When I asked my Facebook page this question, I wasn’t prepared for the answers. Some left me stunned. Others had me nodding in agreement. We are all the bad parent. We all do things we regret and beat ourselves up for later. We are all screwed up in some way, and could all benefit from a session (or 10) from a therapist.
But the thing is, most of us are amazing parents too.
(side note: If you are reading this and struggling with depression, addiction or some other issue that is putting your children in danger, please seek help. There are Opioid Detox Heroin Detox available out there that can help fight drug addiction. If not for your own sake, for the sake of your children.)
What breaks my heart and makes me want to scream at my computer (or phone) is reading comments on social media like, “If I was the parent, I’d NEVER _____” or “How could that parent ______, think of the kids!” And you know what? Most of the time it is over something silly and minute like formula feeding, checking your phone while at a park, or feeding a child fast food.
The guilt and shame social media criticism brings can be crippling. No one can live up to the oh-so-holy standards of a perfect parent. No one.
That is why I asked my question on Facebook. I had to know! Listen to what they said.
Good = loves their kids, does their best.
Awful = does not love their kids, or make an effort.
Every parent has off days and many simplifications overdo it. Parenting is a messy business.
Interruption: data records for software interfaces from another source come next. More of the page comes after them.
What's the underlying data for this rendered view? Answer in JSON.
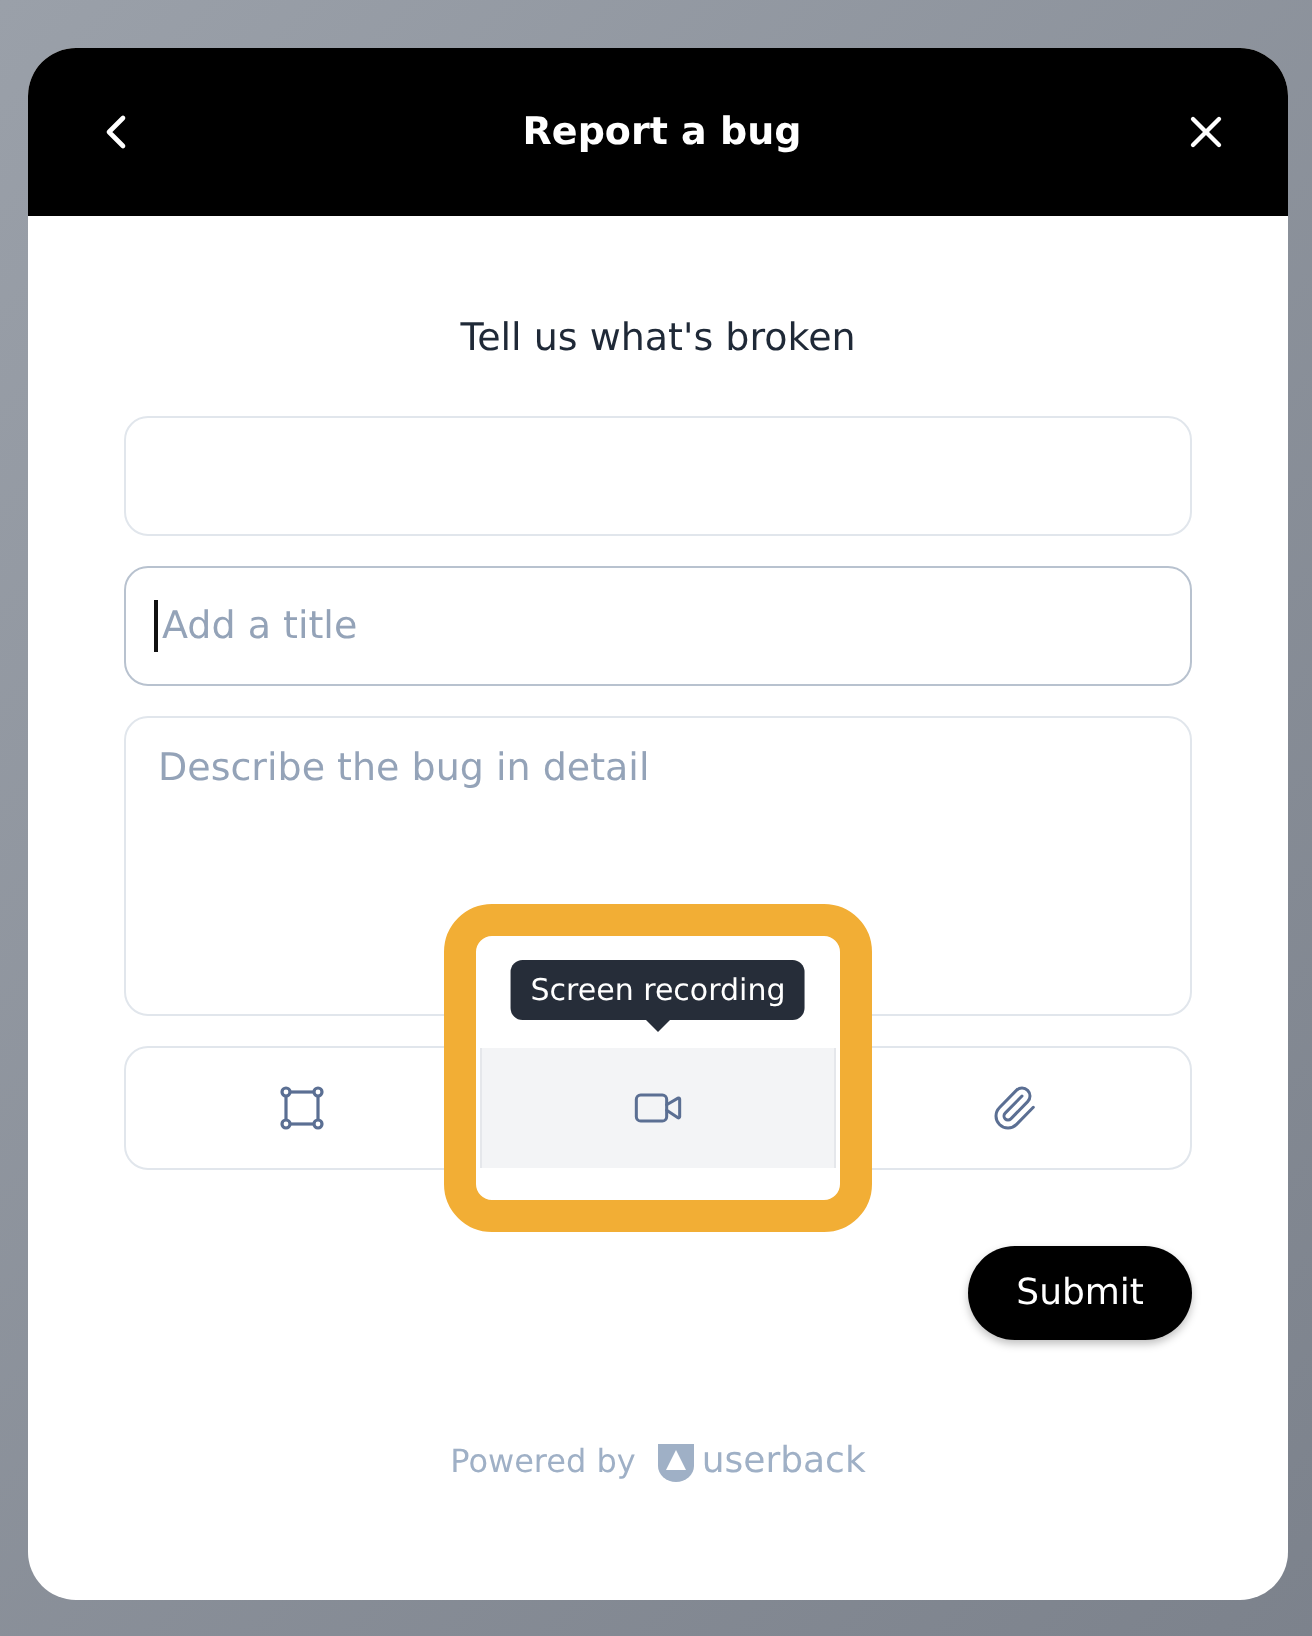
{
  "header": {
    "title": "Report a bug"
  },
  "heading": "Tell us what's broken",
  "fields": [
    {
      "kind": "input",
      "focused": false
    },
    {
      "kind": "input",
      "placeholder": "Add a title",
      "focused": true
    },
    {
      "kind": "textarea",
      "placeholder": "Describe the bug in detail",
      "focused": false
    }
  ],
  "tools": [
    {
      "kind": "screenshot",
      "highlighted": false
    },
    {
      "kind": "video",
      "highlighted": true,
      "tooltip": "Screen recording"
    },
    {
      "kind": "attach",
      "highlighted": false
    }
  ],
  "submit": "Submit",
  "footer": {
    "label": "Powered by",
    "brand": "userback"
  }
}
Doing your best. This looks different for every person. What I love most is this: “Many simplifications overdo it. Parenting is messy business.” It is SO messy. Not just the spaghetti on the floor or the urine in the bed. It is the in the glances you get at the grocery store when you parent your way. Or the comments on a photo on Facebook. There are an obscene amount of “critical” decisions a parent has to make every day and the answer is hardly ever easy.
I can’t answer the question, because there is no simple answer. But I do have to disagree with some others.
Putting your needs ahead of your kid’s needs from time to time does not make you a bad parent. It makes you a mature, mentally healthy person. The saying “You can’t take of others until you take care of yourself” is very true.
In addition, many parents do a lousy job differentiating between wants and needs when it comes to their kids.
Being a martyr who sacrifices yourself at the feet of your children does no one any good, and is likely more damaging to your kids in the end than choosing to put yourself first sometimes.
Again, there really is no way to answer this with a simple answer! You can’t just say “an awful parent puts their needs first.” Because if a parent never meets their own needs, their emotional and mental facilities will be starved and they will have nothing left to give.
We all see bad parent’s, neglect, abuse, drugs in home whatever. It’s pretty obvious, but what makes a good parent is a tough one. It’s providing for the physical and emotional needs of the child, but that doesn’t include the wants. It’s providing expectations and boundaries, to teach the child to be a good citizen, and a hard worker. It’s loving unconditionally, and it’s making mistakes, so that everyone grows and learns. Do your best, and love your child.
Is it really obvious what makes an awful parent? Perhaps it is “lack thereof.” Not even trying, or resenting or hating. This quote above does make an excellent point – what makes a good parent is definitely a tough one. I think it is tough mostly because of the standards and exhaustive lists we force ourselves to meet. How can we possibly do it all and meet that elusive title of “good mom” or “good dad”?
Every parent is both!
We certainly all have our moments! As imperfect creatures, we succumb to our own weaknesses. You know what yours is. I know what mine is. And we fail. We all wonder how many years of therapy our children will need when they are grown. We think we are doing everything correctly and then puberty hits. Then we have moments of absolute bliss. We look at the smile, the peaceful sleeping, or see them succeeding and know you did something right.
I think it all depends on the way a child is treated. With respect, love, proper discipline, encouragement…etc.
All in all, I think parenting is more the sum of all the actions than the value of an individual act. It is an entire theater production, not a one act play. It is drama and comedy and love and fear. There is shame and gratitude and relief and angst. All parents are fallible and break. Excellent parents find someone – or a group of people – to lean on when the breaking point happens. Parenting is not a solo act. Single parents and military parents and married parents – we all need a circle of love to support us through the dark times.